- Task brief -
From the listing below, copy each line that holds "name".

- Data in this exercise -
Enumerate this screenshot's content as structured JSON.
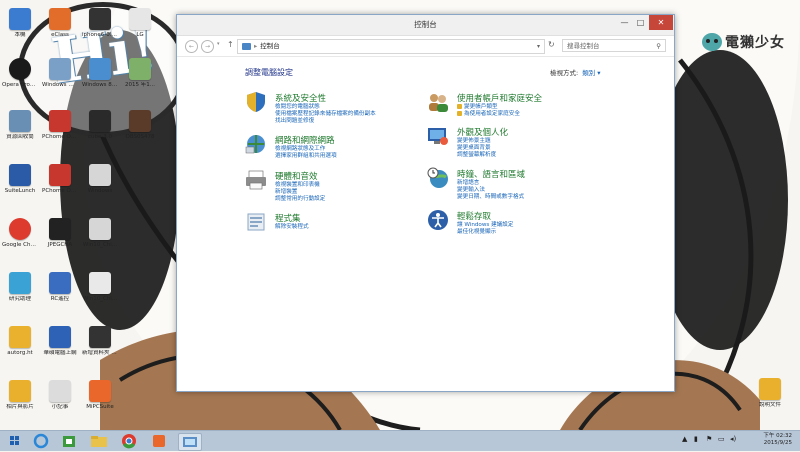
{
  "desktop": {
    "wallpaper_text": "Hi!",
    "brand_text": "電獺少女",
    "icons_left": [
      {
        "label": "本機",
        "color": "#3b7bd0"
      },
      {
        "label": "Opera Broadcast",
        "color": "#1a1a1a"
      },
      {
        "label": "資源回收筒",
        "color": "#6a8fb5"
      },
      {
        "label": "SuiteLunch",
        "color": "#2b5aa6"
      },
      {
        "label": "Google Chrome",
        "color": "#dc3b2e"
      },
      {
        "label": "研究助理",
        "color": "#3aa2d4"
      },
      {
        "label": "autorg.ht",
        "color": "#e9b12d"
      },
      {
        "label": "相片與影片",
        "color": "#e8b02d"
      }
    ],
    "icons_col2": [
      {
        "label": "eClass",
        "color": "#e26d2a"
      },
      {
        "label": "Windows M...",
        "color": "#7aa0c8"
      },
      {
        "label": "PChome Online - 購...",
        "color": "#c8372d"
      },
      {
        "label": "PChome Online - 購...",
        "color": "#c8372d"
      },
      {
        "label": "JPEGCHA",
        "color": "#222222"
      },
      {
        "label": "RC遙控",
        "color": "#3a6dbf"
      },
      {
        "label": "華碩電腦上網",
        "color": "#2d62b6"
      },
      {
        "label": "小記事",
        "color": "#dcdcdc"
      }
    ],
    "icons_col3": [
      {
        "label": "iphone6-0.8...",
        "color": "#333333"
      },
      {
        "label": "Windows 8.1 Pro DVD...",
        "color": "#4a8ed0"
      },
      {
        "label": "cube-3.0",
        "color": "#2a2a2a"
      },
      {
        "label": "Windows",
        "color": "#d6d6d6"
      },
      {
        "label": "Win10_Chi...",
        "color": "#d6d6d6"
      },
      {
        "label": "Win10_Chi...",
        "color": "#e9e9e9"
      },
      {
        "label": "新增資料夾 (2)",
        "color": "#333333"
      },
      {
        "label": "MiPCSuite",
        "color": "#e9672a"
      }
    ],
    "icons_col4": [
      {
        "label": "LG",
        "color": "#e6e6e6"
      },
      {
        "label": "2015 年1...",
        "color": "#7fb069"
      },
      {
        "label": "OBS0S478",
        "color": "#5a3b2a"
      }
    ],
    "icon_right": {
      "label": "說明文件",
      "color": "#e8b02d"
    }
  },
  "window": {
    "title": "控制台",
    "controls": {
      "minimize": "—",
      "maximize": "□",
      "close": "✕"
    },
    "address": {
      "path": "控制台",
      "separator": "▸"
    },
    "search_placeholder": "搜尋控制台",
    "heading": "調整電腦設定",
    "view_by_label": "檢視方式:",
    "view_by_value": "類別 ▾",
    "categories": [
      {
        "title": "系統及安全性",
        "icon": "shield-icon",
        "color": "#2e6fbd",
        "links": [
          "檢閱您的電腦狀態",
          "使用檔案歷程記錄來儲存檔案的備份副本",
          "找出問題並修復"
        ]
      },
      {
        "title": "網路和網際網路",
        "icon": "network-icon",
        "color": "#3b8a3a",
        "links": [
          "檢視網路狀態及工作",
          "選擇家用群組和共用選項"
        ]
      },
      {
        "title": "硬體和音效",
        "icon": "printer-icon",
        "color": "#6b6b6b",
        "links": [
          "檢視裝置和印表機",
          "新增裝置",
          "調整常用的行動設定"
        ]
      },
      {
        "title": "程式集",
        "icon": "programs-icon",
        "color": "#8aa6c6",
        "links": [
          "解除安裝程式"
        ]
      },
      {
        "title": "使用者帳戶和家庭安全",
        "icon": "users-icon",
        "color": "#b07a3a",
        "links": [
          "變更帳戶類型",
          "為使用者設定家庭安全"
        ]
      },
      {
        "title": "外觀及個人化",
        "icon": "appearance-icon",
        "color": "#2c5fa8",
        "links": [
          "變更佈景主題",
          "變更桌面背景",
          "調整螢幕解析度"
        ]
      },
      {
        "title": "時鐘、語言和區域",
        "icon": "clock-globe-icon",
        "color": "#3a8bbf",
        "links": [
          "新增語言",
          "變更輸入法",
          "變更日期、時間或數字格式"
        ]
      },
      {
        "title": "輕鬆存取",
        "icon": "accessibility-icon",
        "color": "#2d5fa8",
        "links": [
          "讓 Windows 建議設定",
          "最佳化視覺顯示"
        ]
      }
    ]
  },
  "taskbar": {
    "apps": [
      {
        "name": "start-button",
        "color": "#1f5fb0"
      },
      {
        "name": "ie-icon",
        "color": "#2a86d6"
      },
      {
        "name": "store-icon",
        "color": "#3b9a3b"
      },
      {
        "name": "explorer-icon",
        "color": "#e8c24a"
      },
      {
        "name": "chrome-icon",
        "color": "#dc3b2e"
      },
      {
        "name": "mi-icon",
        "color": "#e9672a"
      },
      {
        "name": "control-panel-icon",
        "color": "#5a8fc8"
      }
    ],
    "clock_time": "下午 02:32",
    "clock_date": "2015/9/25"
  }
}
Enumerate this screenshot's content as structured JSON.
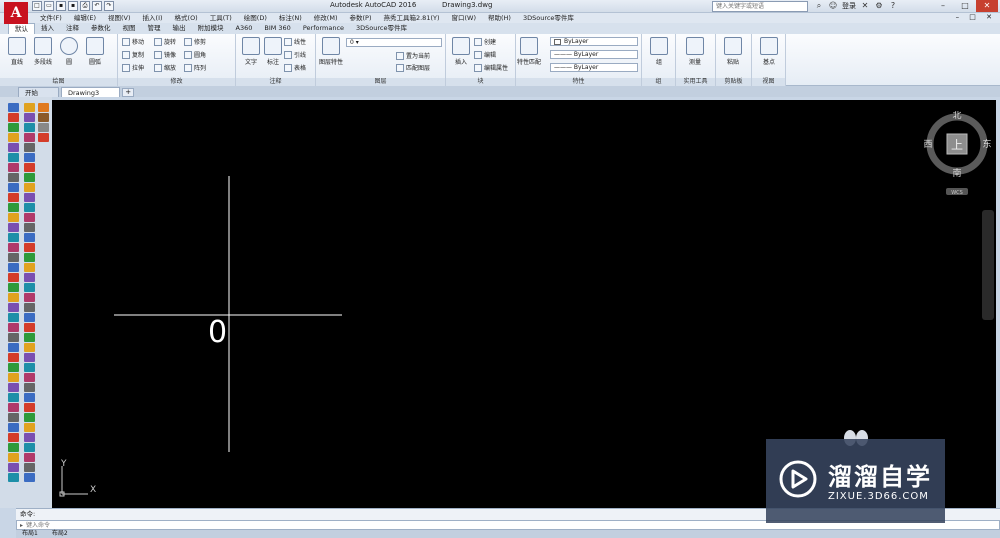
{
  "window": {
    "title": "Autodesk AutoCAD 2016",
    "document": "Drawing3.dwg",
    "search_placeholder": "键入关键字或短语",
    "login_label": "登录"
  },
  "menu": [
    "文件(F)",
    "编辑(E)",
    "视图(V)",
    "插入(I)",
    "格式(O)",
    "工具(T)",
    "绘图(D)",
    "标注(N)",
    "修改(M)",
    "参数(P)",
    "燕秀工具箱2.81(Y)",
    "窗口(W)",
    "帮助(H)",
    "3DSource零件库"
  ],
  "ribbon_tabs": [
    "默认",
    "插入",
    "注释",
    "参数化",
    "视图",
    "管理",
    "输出",
    "附加模块",
    "A360",
    "BIM 360",
    "Performance",
    "3DSource零件库"
  ],
  "ribbon": {
    "draw": {
      "label": "绘图",
      "line": "直线",
      "polyline": "多段线",
      "circle": "圆",
      "arc": "圆弧"
    },
    "modify": {
      "label": "修改",
      "move": "移动",
      "rotate": "旋转",
      "trim": "修剪",
      "copy": "复制",
      "mirror": "镜像",
      "fillet": "圆角",
      "stretch": "拉伸",
      "scale": "缩放",
      "array": "阵列"
    },
    "annotation": {
      "label": "注释",
      "text": "文字",
      "dimension": "标注",
      "linear": "线性",
      "leader": "引线",
      "table": "表格"
    },
    "layers": {
      "label": "图层",
      "layer_props": "图层特性",
      "layer_value": "0",
      "make_current": "置为当前",
      "match_layer": "匹配图层"
    },
    "block": {
      "label": "块",
      "insert": "插入",
      "create": "创建",
      "edit": "编辑",
      "edit_attr": "编辑属性"
    },
    "properties": {
      "label": "特性",
      "match": "特性匹配",
      "color": "ByLayer",
      "linetype": "ByLayer",
      "lineweight": "ByLayer"
    },
    "groups": {
      "label": "组",
      "group": "组"
    },
    "utilities": {
      "label": "实用工具",
      "measure": "测量"
    },
    "clipboard": {
      "label": "剪贴板",
      "paste": "粘贴"
    },
    "view": {
      "label": "视图",
      "base": "基点"
    }
  },
  "doc_tabs": [
    "开始",
    "Drawing3"
  ],
  "canvas": {
    "origin_label": "0",
    "axis_y": "Y",
    "axis_x": "X"
  },
  "viewcube": {
    "north": "北",
    "south": "南",
    "east": "东",
    "west": "西",
    "top": "上",
    "wcs": "WCS"
  },
  "command": {
    "history": "命令:",
    "placeholder": "键入命令",
    "layout_tabs": [
      "布局1",
      "布局2"
    ]
  },
  "watermark": {
    "title": "溜溜自学",
    "subtitle": "ZIXUE.3D66.COM"
  },
  "colors": {
    "canvas": "#000000",
    "accent": "#c8121f",
    "crosshair": "#ffffff"
  }
}
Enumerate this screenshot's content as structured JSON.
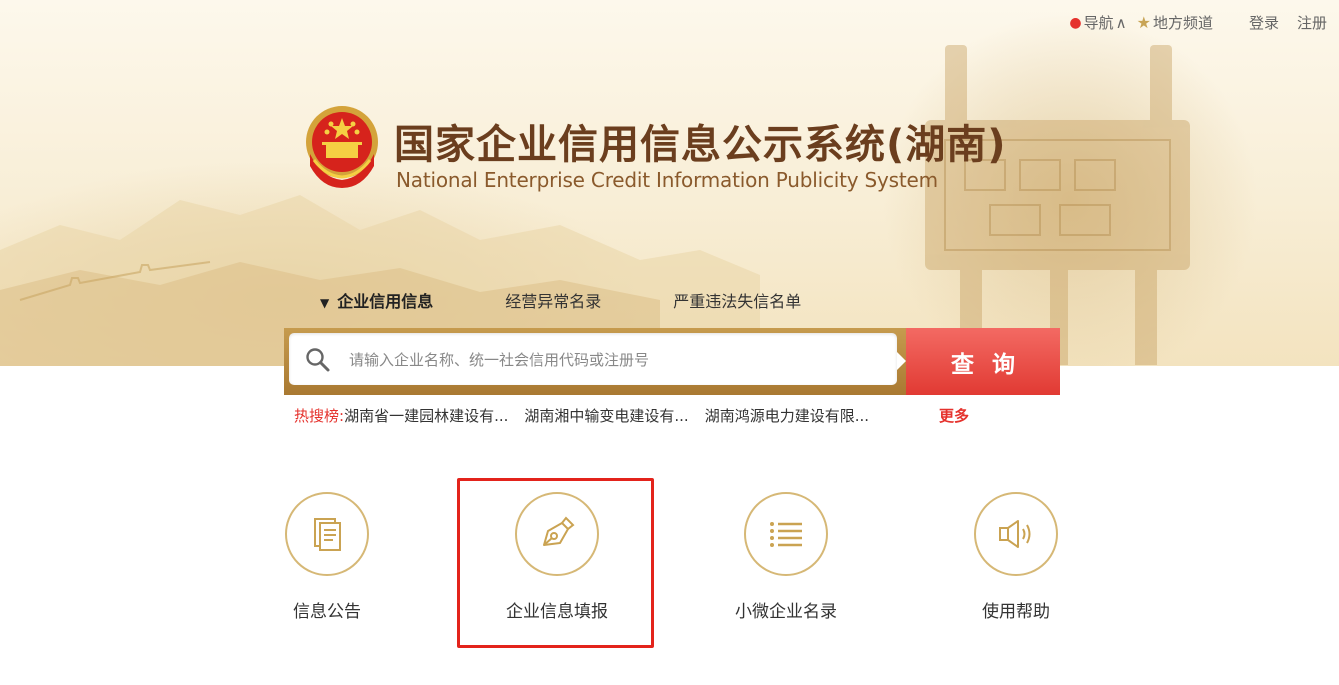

- Answer box -
        "name": "start-button",
        "name": "ie-icon",
        "name": "store-icon",
        "name": "explorer-icon",
        "name": "chrome-icon",
        "name": "mi-icon",
        "name": "control-panel-icon",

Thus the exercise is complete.